(INPUT DATA)
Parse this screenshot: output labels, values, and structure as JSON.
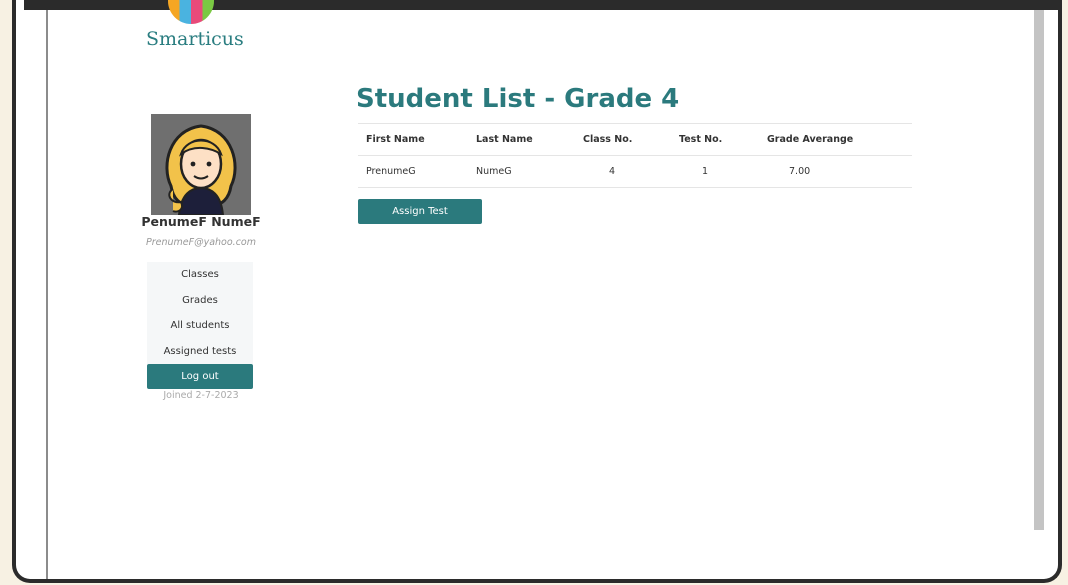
{
  "brand": {
    "name": "Smarticus"
  },
  "profile": {
    "name": "PenumeF NumeF",
    "email": "PrenumeF@yahoo.com",
    "joined": "Joined 2-7-2023"
  },
  "sidebar": {
    "items": [
      {
        "label": "Classes"
      },
      {
        "label": "Grades"
      },
      {
        "label": "All students"
      },
      {
        "label": "Assigned tests"
      }
    ],
    "logout_label": "Log out"
  },
  "main": {
    "title": "Student List - Grade 4",
    "table": {
      "columns": [
        "First Name",
        "Last Name",
        "Class No.",
        "Test No.",
        "Grade Averange"
      ],
      "rows": [
        {
          "first_name": "PrenumeG",
          "last_name": "NumeG",
          "class_no": "4",
          "test_no": "1",
          "grade_average": "7.00"
        }
      ]
    },
    "assign_button_label": "Assign Test"
  },
  "colors": {
    "accent": "#2b7a7d",
    "logo_text": "#2a7d80"
  }
}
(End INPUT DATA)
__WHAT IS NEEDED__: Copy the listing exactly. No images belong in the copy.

__EXERCISE SOLUTION__:
Parse this screenshot: output labels, values, and structure as JSON.
{
  "brand": {
    "name": "Smarticus"
  },
  "profile": {
    "name": "PenumeF NumeF",
    "email": "PrenumeF@yahoo.com",
    "joined": "Joined 2-7-2023"
  },
  "sidebar": {
    "items": [
      {
        "label": "Classes"
      },
      {
        "label": "Grades"
      },
      {
        "label": "All students"
      },
      {
        "label": "Assigned tests"
      }
    ],
    "logout_label": "Log out"
  },
  "main": {
    "title": "Student List - Grade 4",
    "table": {
      "columns": [
        "First Name",
        "Last Name",
        "Class No.",
        "Test No.",
        "Grade Averange"
      ],
      "rows": [
        {
          "first_name": "PrenumeG",
          "last_name": "NumeG",
          "class_no": "4",
          "test_no": "1",
          "grade_average": "7.00"
        }
      ]
    },
    "assign_button_label": "Assign Test"
  },
  "colors": {
    "accent": "#2b7a7d",
    "logo_text": "#2a7d80"
  }
}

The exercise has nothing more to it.